At the beginning of each veg/fruit section, there’s a quick “table of contents” listing which produce will be covered in that section and a descriptive summary. Onions & Cousins: onions, sweet onions, garlic, green garlic, leeks, green onions.
Then there’s more detail on each specific vegetable/fruit, like growing history, variations, growing season, and other helpful tips for buying and cooking it. Not unlike a quick encyclopedia reference for produce! There was also a fantastic photo available for each vegetable/fruit which is helpful if you aren’t sure what it looks like.
The produce are listed in two’s, with their specific recipes following. Recipes are grouped three to a page, with one fantastic photograph of a finished dish on the opposite page.
Each vegetable/fruit has a color reference, and the recipes are color coordinated. For instance, there is a section for Brussels Sprouts (orange) and Broccoli Rabe (blue) – the recipes that follow are highlighted in either orange for Brussels Sprouts or blue for Broccoli Rabe.
The recipes themselves are inspiring and creative. I’m not a big recipe follower, but I love gaining knowledge by reading through cookbooks, learning new techniques, and how to put different flavors together. There are some unique ideas in this book and some classic! I think everyone can learn a little something, whether you’re a newbie cook or experienced.
If you don’t need a permanent reference, then consider borrowing the “Williams Sonoma Cooking from the Farmers Market” cookbook from your local library.
If you are new to healthy cooking and need a general Vegetable & Fruit guide, then this would be a great addition to your cookbook collection. It’s also helpful for inspiration if you frequent your local farmers markets or receive a hefty share of veggies from your local farm CSA.
One issue to keep in mind, recipes are not categorized by type, so if you’re searching for a soup, you won’t be able to browse through a chapter of soups. You’ll need to refer to the detailed index at the back of the book, to find all “soups” of which there are plenty!
But if you return from the market with some eggplant, and don’t know what to do with it, open the book to the eggplant section and you might energized with an idea, like Rolled Eggplant with Sausage and Mozzarella (a recipe I’m looking forward to trying)
A few of the other recipes that jumped out at me were
- Sauteed Chicken Breasts with Champagne Grapes
- Sauteed Spinach with Feta & Pine Nuts
- Avocado, Bacon & Tomato Tartines
- Baked eggs with spinach and cream
- Blueberry-Vanilla Panna Cotta
Note: I noticed most of the recipes that included a photograph in the cookbook, were indeed available online at the Williams Sonoma web site. Plus a few recipes were available from other bloggers.

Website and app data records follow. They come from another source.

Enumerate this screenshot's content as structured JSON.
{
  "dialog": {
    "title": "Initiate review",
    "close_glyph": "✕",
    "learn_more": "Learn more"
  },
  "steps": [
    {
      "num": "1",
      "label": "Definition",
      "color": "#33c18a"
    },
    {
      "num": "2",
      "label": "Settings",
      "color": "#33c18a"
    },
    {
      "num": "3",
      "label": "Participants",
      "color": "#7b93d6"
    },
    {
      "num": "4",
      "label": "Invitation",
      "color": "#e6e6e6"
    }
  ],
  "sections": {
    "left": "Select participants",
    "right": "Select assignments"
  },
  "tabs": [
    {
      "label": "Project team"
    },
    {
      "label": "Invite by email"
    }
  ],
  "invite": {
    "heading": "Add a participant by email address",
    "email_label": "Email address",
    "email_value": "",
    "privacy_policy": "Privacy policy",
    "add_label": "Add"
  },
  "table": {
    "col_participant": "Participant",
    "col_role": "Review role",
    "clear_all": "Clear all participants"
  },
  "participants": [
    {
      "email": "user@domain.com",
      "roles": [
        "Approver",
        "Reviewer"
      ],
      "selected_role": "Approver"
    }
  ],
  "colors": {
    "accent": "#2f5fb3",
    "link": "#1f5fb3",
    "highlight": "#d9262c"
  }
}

I love reading cookbooks, like some people love reading novels! I am inspired by recipes, and enjoy learning ideas from cookbooks; I like putting my own spin on a recipe rather than exactly following it. Please keep in mind that my opinions might be completely different from the other home cooks.